By Nasi Hako
Local lawyers have warned of severe backlogs in the legal system caused by the COVID-19 lockdown.
“Justice delayed is justice denied” said one local advocate, quoting the well-known legal maxim.
According to the Bill of Rights, every accused person has the right to a fair and speedy trial that begins and ends without unreasonable delay.
Lawyers have been debating whether or not the lockdown delays could be seen as ‘unreasonable’ given that the directives were issued under the National Disaster Act.
A medical malpractice lawyer said that while the slowdown of the legal system arguably contradicted the Constitution, the restrictions had been issued under the Disaster Management
Act and were therefore “still the law” and had to be respected.
Physical access to the courts was restricted under the National Disaster Act and the Chief Justice ruled that only urgent matters be heard in the courts.
Civil cases that were not deemed urgent were not placed on the court roll.
“Things have just come to a halt – finish and klaar,” said civil trials attorney, Narran Dullabh.
“Under Level 5, we weren’t even permitted to go back to the office,” said Dullabh.
The postponement of matters and the closing of courts continued through Level 5 of the lockdown.
If matters had already been enrolled, then the date given could not be deferred and the courts were urged to make the necessary adjustments to resolve the matter ‘on paper’ or via video conferencing.

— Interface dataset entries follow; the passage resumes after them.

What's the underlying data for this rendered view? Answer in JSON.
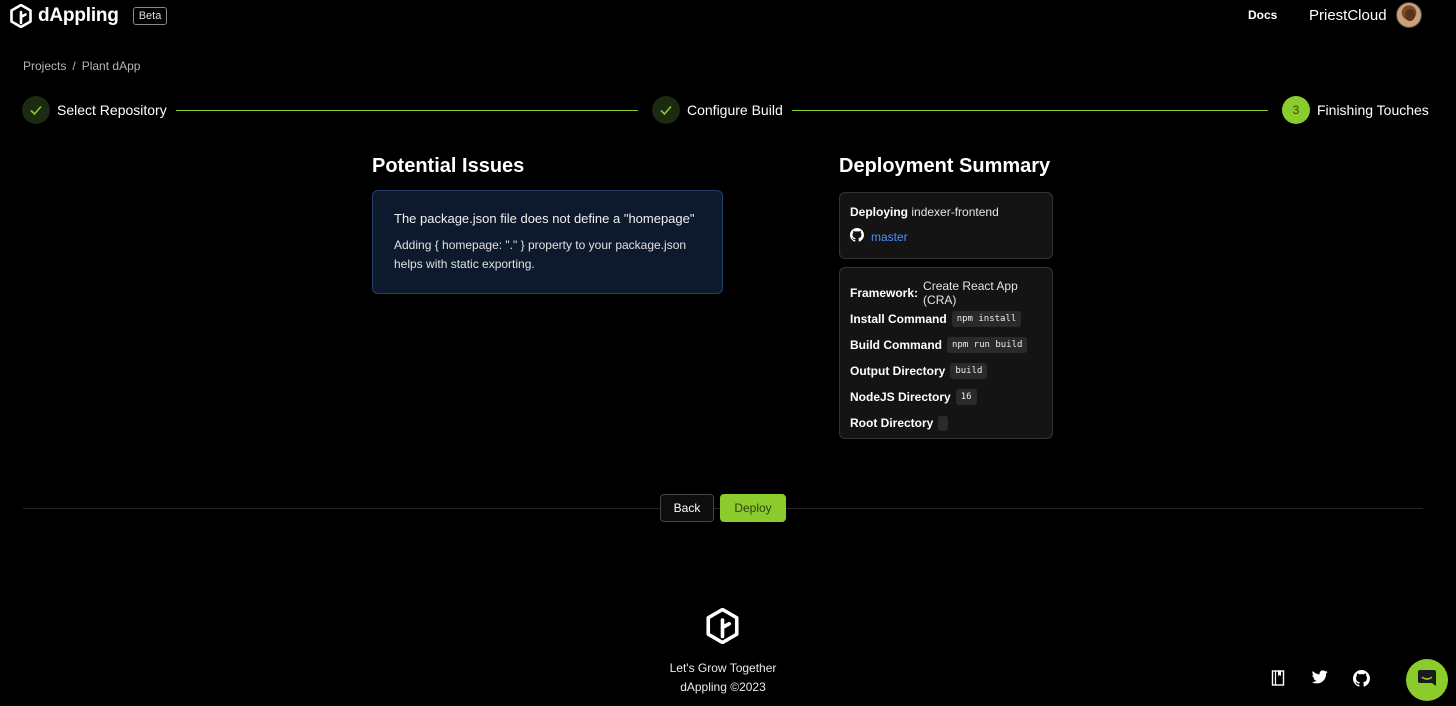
{
  "header": {
    "brand": "dAppling",
    "badge": "Beta",
    "docs": "Docs",
    "username": "PriestCloud"
  },
  "breadcrumb": {
    "items": [
      "Projects",
      "Plant dApp"
    ],
    "separator": "/"
  },
  "stepper": {
    "steps": [
      {
        "label": "Select Repository",
        "status": "done"
      },
      {
        "label": "Configure Build",
        "status": "done"
      },
      {
        "label": "Finishing Touches",
        "status": "active",
        "number": "3"
      }
    ]
  },
  "issues": {
    "title": "Potential Issues",
    "card": {
      "heading": "The package.json file does not define a \"homepage\"",
      "body": "Adding { homepage: \".\" } property to your package.json helps with static exporting."
    }
  },
  "summary": {
    "title": "Deployment Summary",
    "deploying_label": "Deploying",
    "deploying_value": "indexer-frontend",
    "branch": "master",
    "framework_label": "Framework:",
    "framework_value": "Create React App (CRA)",
    "rows": [
      {
        "label": "Install Command",
        "value": "npm install"
      },
      {
        "label": "Build Command",
        "value": "npm run build"
      },
      {
        "label": "Output Directory",
        "value": "build"
      },
      {
        "label": "NodeJS Directory",
        "value": "16"
      },
      {
        "label": "Root Directory",
        "value": ""
      }
    ]
  },
  "actions": {
    "back": "Back",
    "deploy": "Deploy"
  },
  "footer": {
    "tagline": "Let's Grow Together",
    "copyright": "dAppling ©2023",
    "icons": [
      "book-icon",
      "twitter-icon",
      "github-icon",
      "chat-icon"
    ]
  },
  "colors": {
    "accent": "#8ccb2c",
    "link": "#4d8dff",
    "issue_bg": "#0d1a2e",
    "card_bg": "#141414"
  }
}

Otherwise, if the matter had not been enrolled, then justice would be paused until the end of the Level 5 national lockdown, even if summonses had been issued.
Lawyers said delays had negatively affected poorer clients. For example, those without access to email found it difficult because they were unable to travel to court to discuss and legal matters and sign documents
One attorney said that someone who had been negatively affected by delayed justice would need a lot of power or money to contest the delays.
The Legal Practice Council obtained and implemented an interim measure to issue valid permits from 1 May, with certain restrictions. Before then, many local attorneys said, a significant number, if not all, of their cases, were postponed under the Level 5 lockdown.
A litigation and civil matters lawyer said that the number of matters classified as urgent has increased significantly as other matters are were not being heard.
He said that those currently awaiting criminal trials were bearing the brunt of the delays.
Criminal lawyer, Alexio Kawondera, said some defendants were awaiting trial with a postponed matter, but that those matters were less serious making it more likely that the defendant in question would be out on bail. Kawondera has confirmed that cases associated with those in custody were deemed urgent matters and were being dealt with.
However, Kawondera said some accused might feel unsafe in their communities due to the nature of their cases, but have to wait until their matters are attended to at a later stage.
Nevertheless, Kawondera believes that the justice system has been reasonably efficient.
Meanwhile, the Road Accident Fund (RAF) remained closed for Level 5.
One local attorney said some RAF plaintiffs were disabled while others are in desperate need of financial compensation. He estimated that RAF matters represented 70-80% of the civil trial roll.
The lawyer said none of his cases had proceeded, as they had not been classified as urgent.
“It [has been]a frustrating period,” he said.